I would like to zip up my homework from last year. How do I tar and zip the whole folder from command line Ubuntu (I don't have GUI).
man tar. It offers:
-a, --auto-compress use archive suffix to determine the compression program -j, --bzip2 --lzip --lzma --lzop -z, --gzip, --gunzip --ungzip -Z, --compress, --uncompress
Or, if none of those is right for you, and you have a compression program that reads
stdin, you could:
tar cf- $HOME | my_compression_program >/tmp/compressed.output
Note that I'm writing the output somewhere other than
$HOME (backing up into a directory that you're backing up leads to unconstrained file growth).
Or, you could read
man 7z - it looks like you could do
dir="directory to save" 7z a -t7z -m0=lzma -mx=9 -mfb=64 -md=32m -ms=on /tmp/archive.7z $dir

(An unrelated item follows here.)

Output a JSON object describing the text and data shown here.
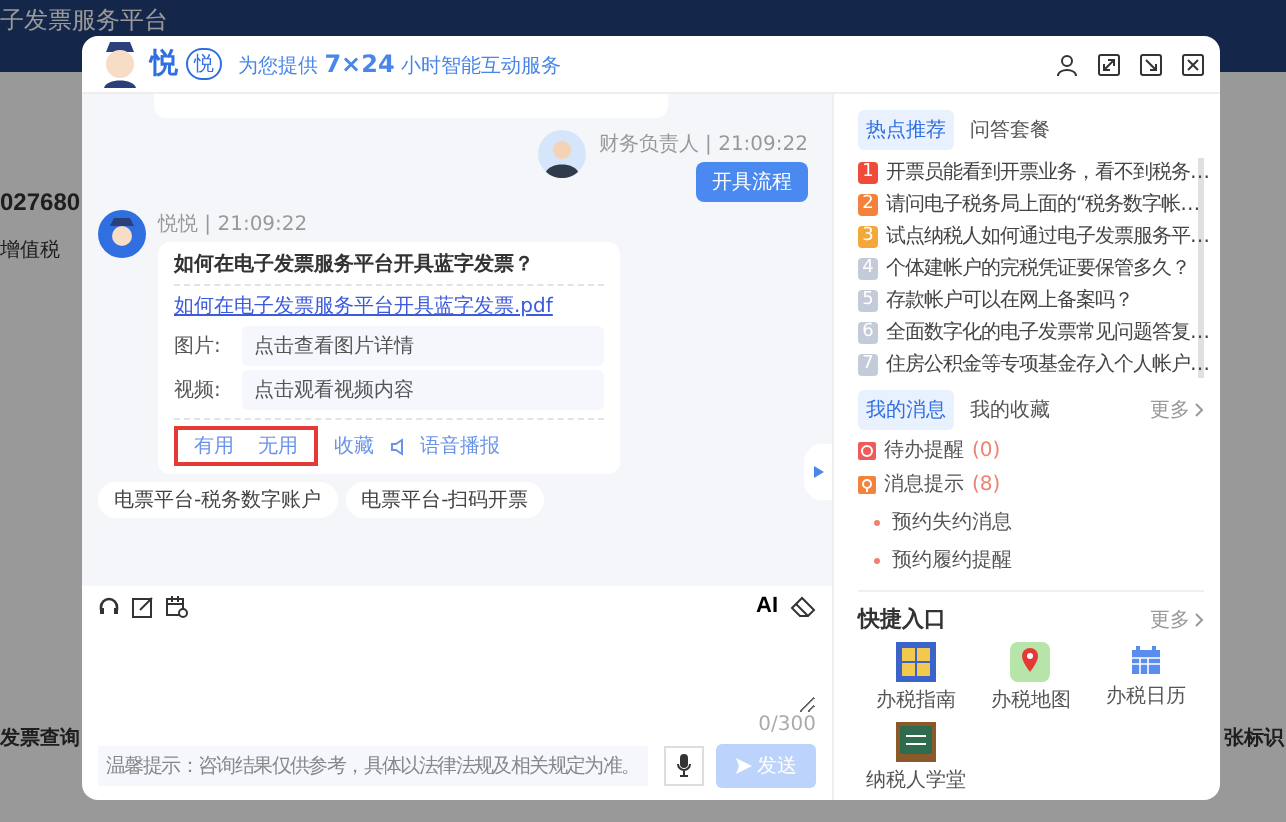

It is not a good idea compressing directly with 7z spcially on unix/linux systems: 7z does not preserve permissions and or user/group info. So: first tar, and then compress.
As reported on 7zip wiki page at http://en.wikipedia.org/wiki/7z#Limitations :
The 7z format does not store filesystem permissions (such as UNIX owner/group permissions or NTFS ACLs), and hence can be inappropriate for backup/archival purposes. A workaround on UNIX-like systems for this is to convert data to a tar bitstream before compressing with 7z.
I would suggest that you use:
tar cf - foldername | 7z a -si -m0=lzma2 -mx=3 foldername.tar.7z
for dramatic speedup increase.
It has the advantage of using lzma2 (
-m0=lzma2) (which utilizes max available cores on your system and "Fast compression" preset (
-mx=3), which is basically fast and good enough.
Note that LZMA2 is not only utilizing all cores on compression, but also on decompression.